__Exercise instructions__
Determine how many lines of the entries that follow contain "icon", and respond with that number alone.

__Supplied records__
※ ※ ※

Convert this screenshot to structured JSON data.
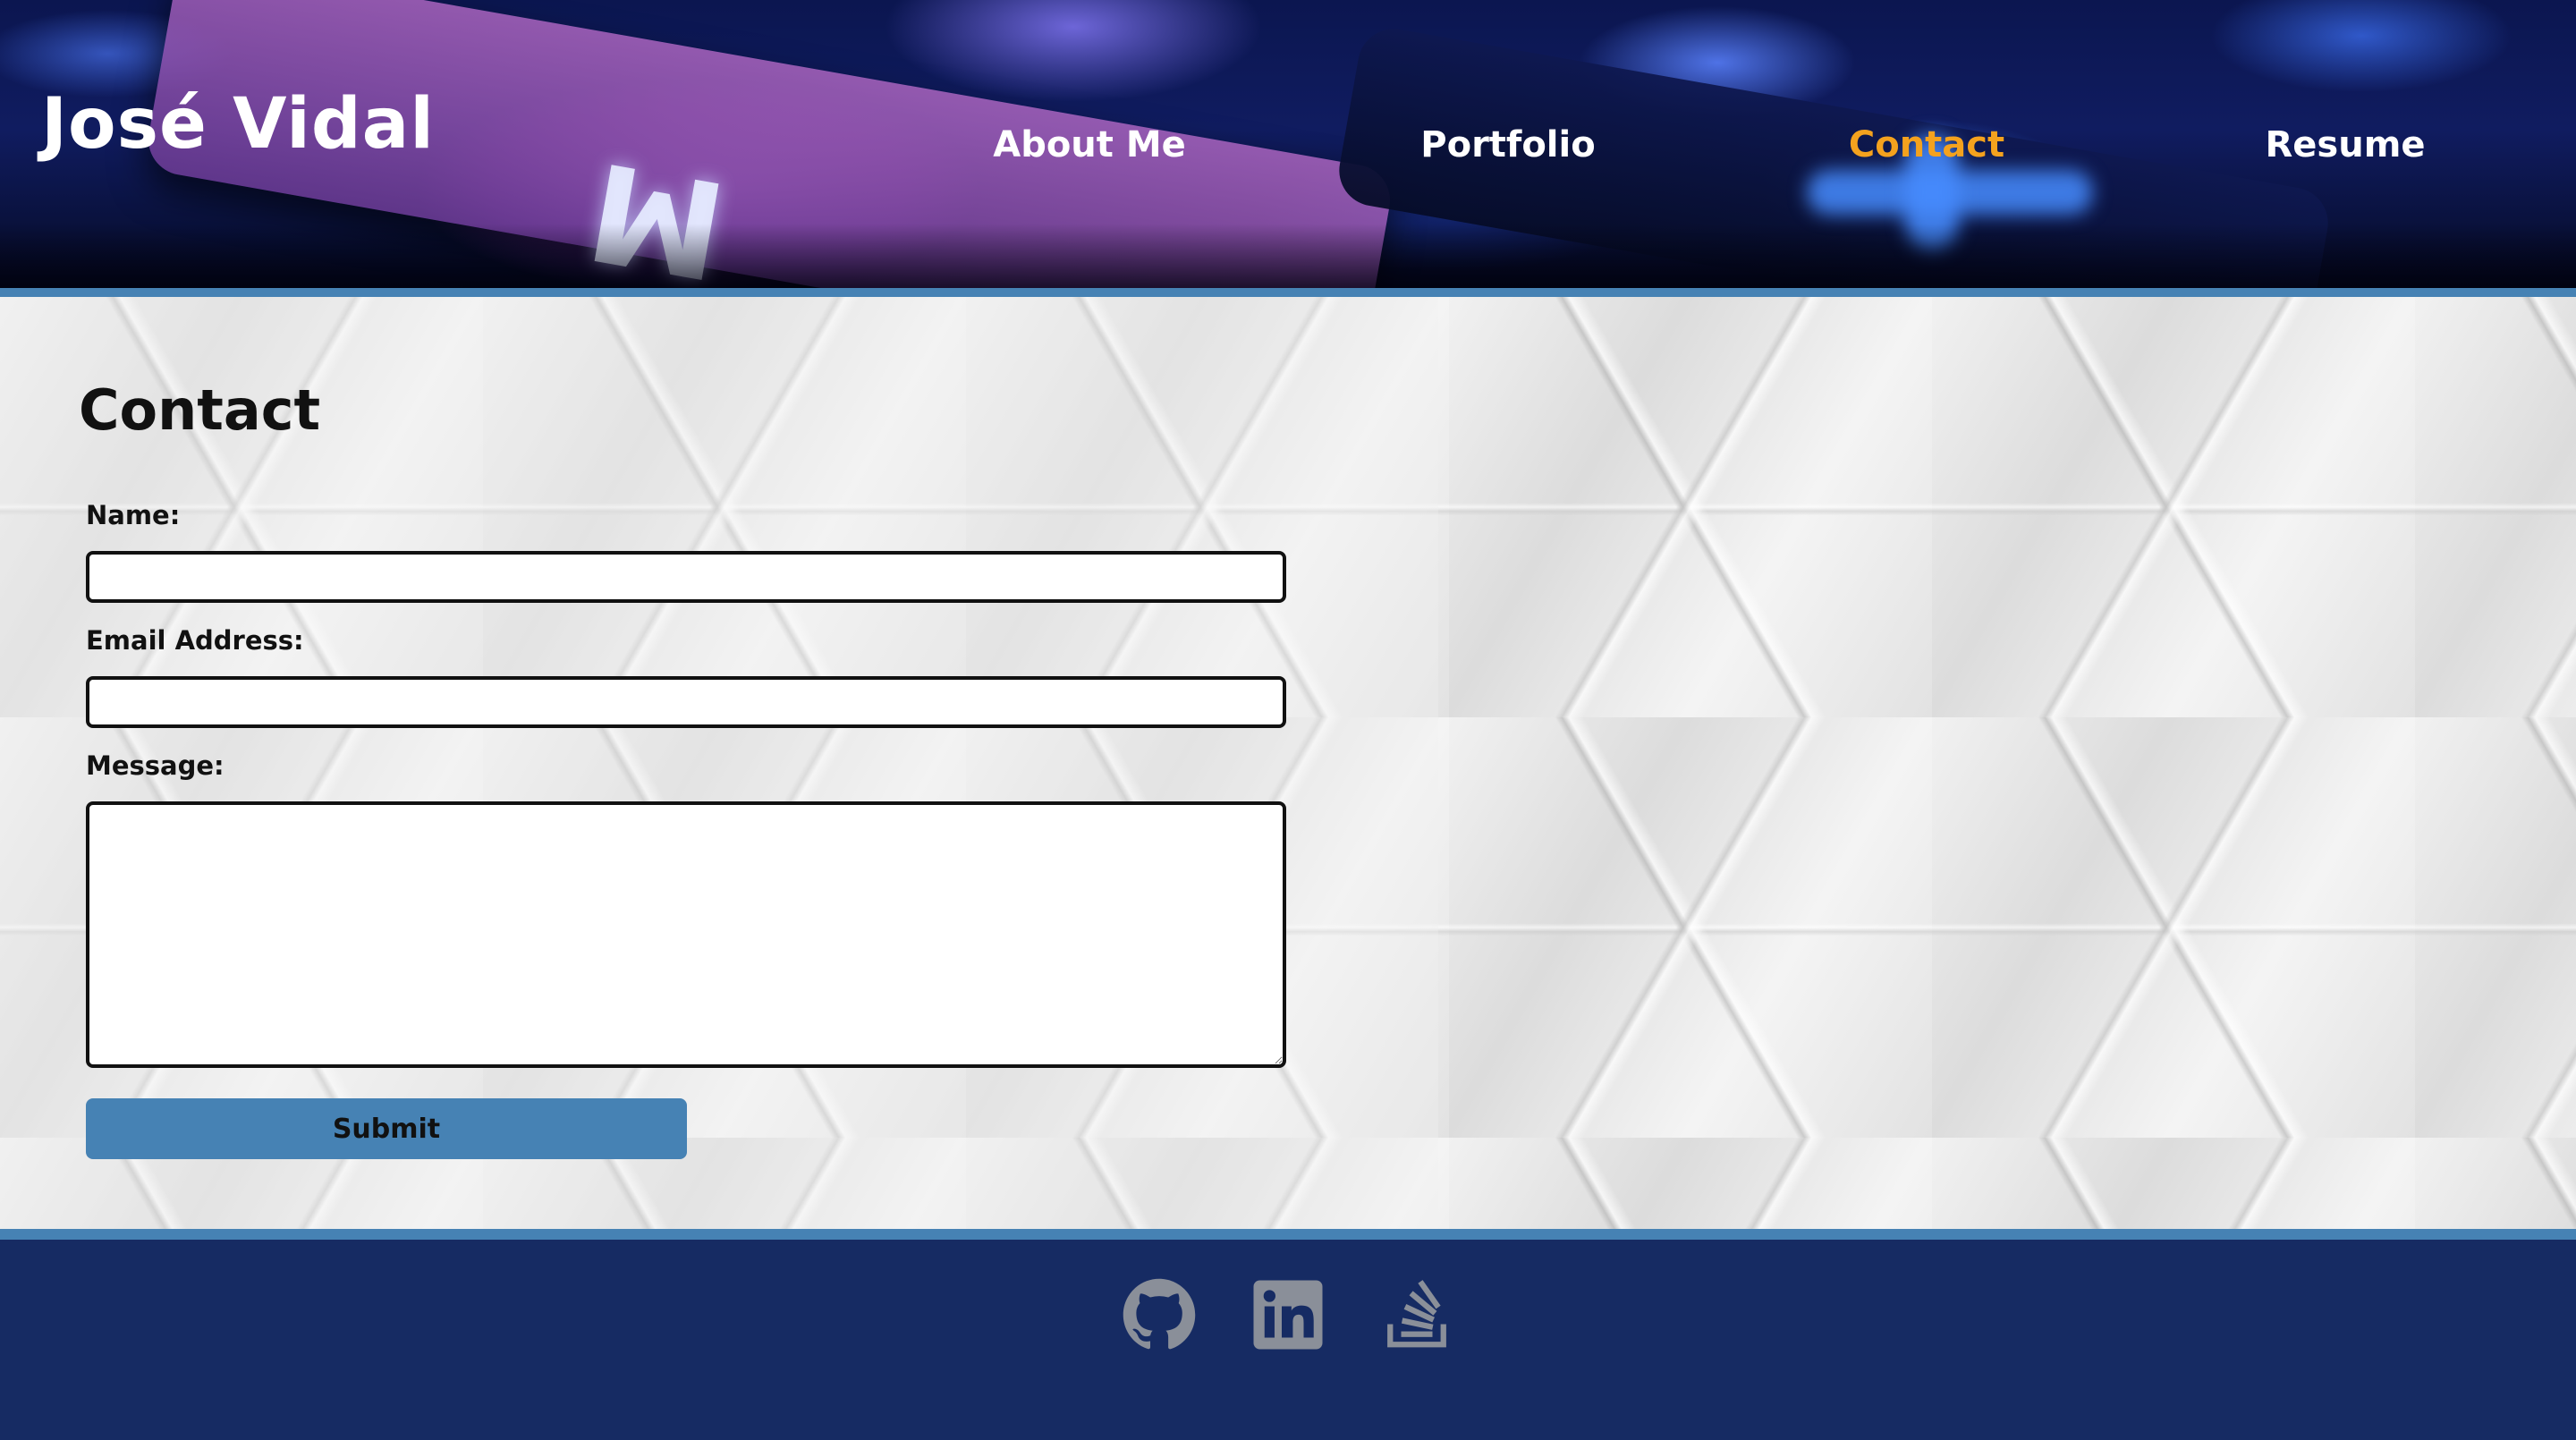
{
  "header": {
    "site_title": "José Vidal",
    "nav": [
      {
        "label": "About Me",
        "active": false
      },
      {
        "label": "Portfolio",
        "active": false
      },
      {
        "label": "Contact",
        "active": true
      },
      {
        "label": "Resume",
        "active": false
      }
    ],
    "active_color": "#f4a21e"
  },
  "contact": {
    "heading": "Contact",
    "name_label": "Name:",
    "name_value": "",
    "email_label": "Email Address:",
    "email_value": "",
    "message_label": "Message:",
    "message_value": "",
    "submit_label": "Submit"
  },
  "footer": {
    "links": [
      {
        "icon": "github-icon"
      },
      {
        "icon": "linkedin-icon"
      },
      {
        "icon": "stackoverflow-icon"
      }
    ]
  },
  "colors": {
    "accent": "#4682b4",
    "footer_bg": "#162b63",
    "icon": "#8a8f99"
  }
}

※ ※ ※

__Solution below__
4